### Instructions to follow
Filter this data down to the lines that hold "icon", and copy them.

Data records
Content starts
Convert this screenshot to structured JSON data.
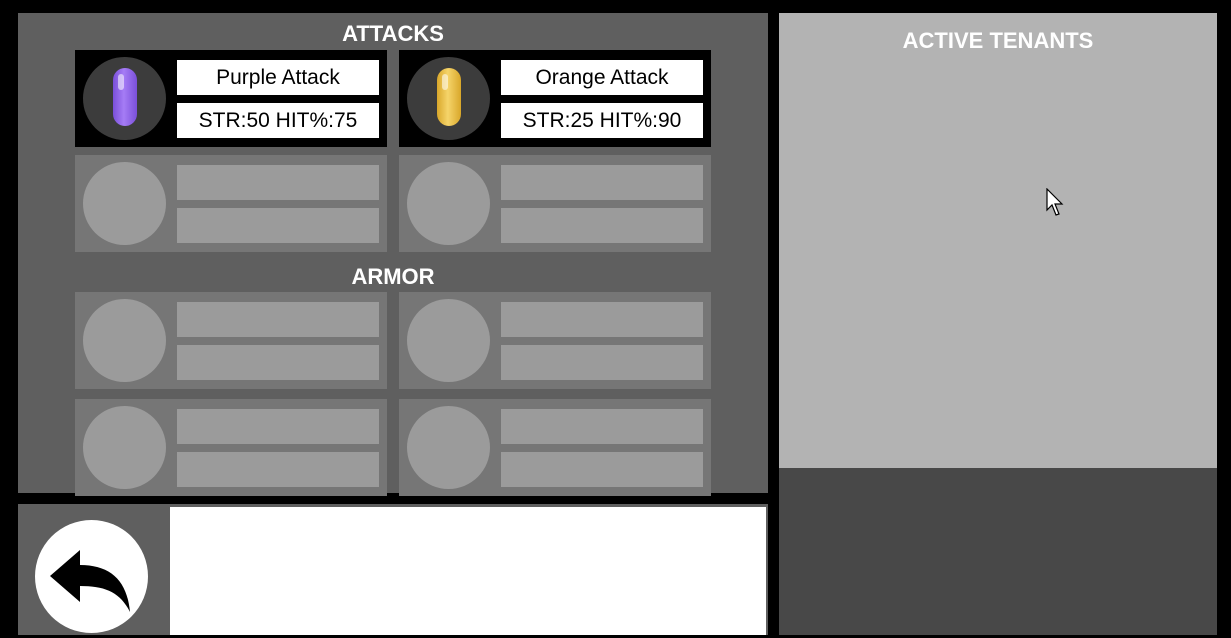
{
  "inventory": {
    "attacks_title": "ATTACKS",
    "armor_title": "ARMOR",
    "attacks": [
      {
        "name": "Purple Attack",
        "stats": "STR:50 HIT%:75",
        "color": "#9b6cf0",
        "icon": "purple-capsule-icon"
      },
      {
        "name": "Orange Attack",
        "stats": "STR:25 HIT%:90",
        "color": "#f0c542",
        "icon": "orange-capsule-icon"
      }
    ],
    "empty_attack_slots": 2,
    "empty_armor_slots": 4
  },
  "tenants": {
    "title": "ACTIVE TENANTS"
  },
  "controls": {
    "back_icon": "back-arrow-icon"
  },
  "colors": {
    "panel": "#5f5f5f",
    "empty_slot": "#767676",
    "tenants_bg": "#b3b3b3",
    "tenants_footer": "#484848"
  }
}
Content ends
### Exercise response
        "icon": "purple-capsule-icon"
        "icon": "orange-capsule-icon"
    "back_icon": "back-arrow-icon"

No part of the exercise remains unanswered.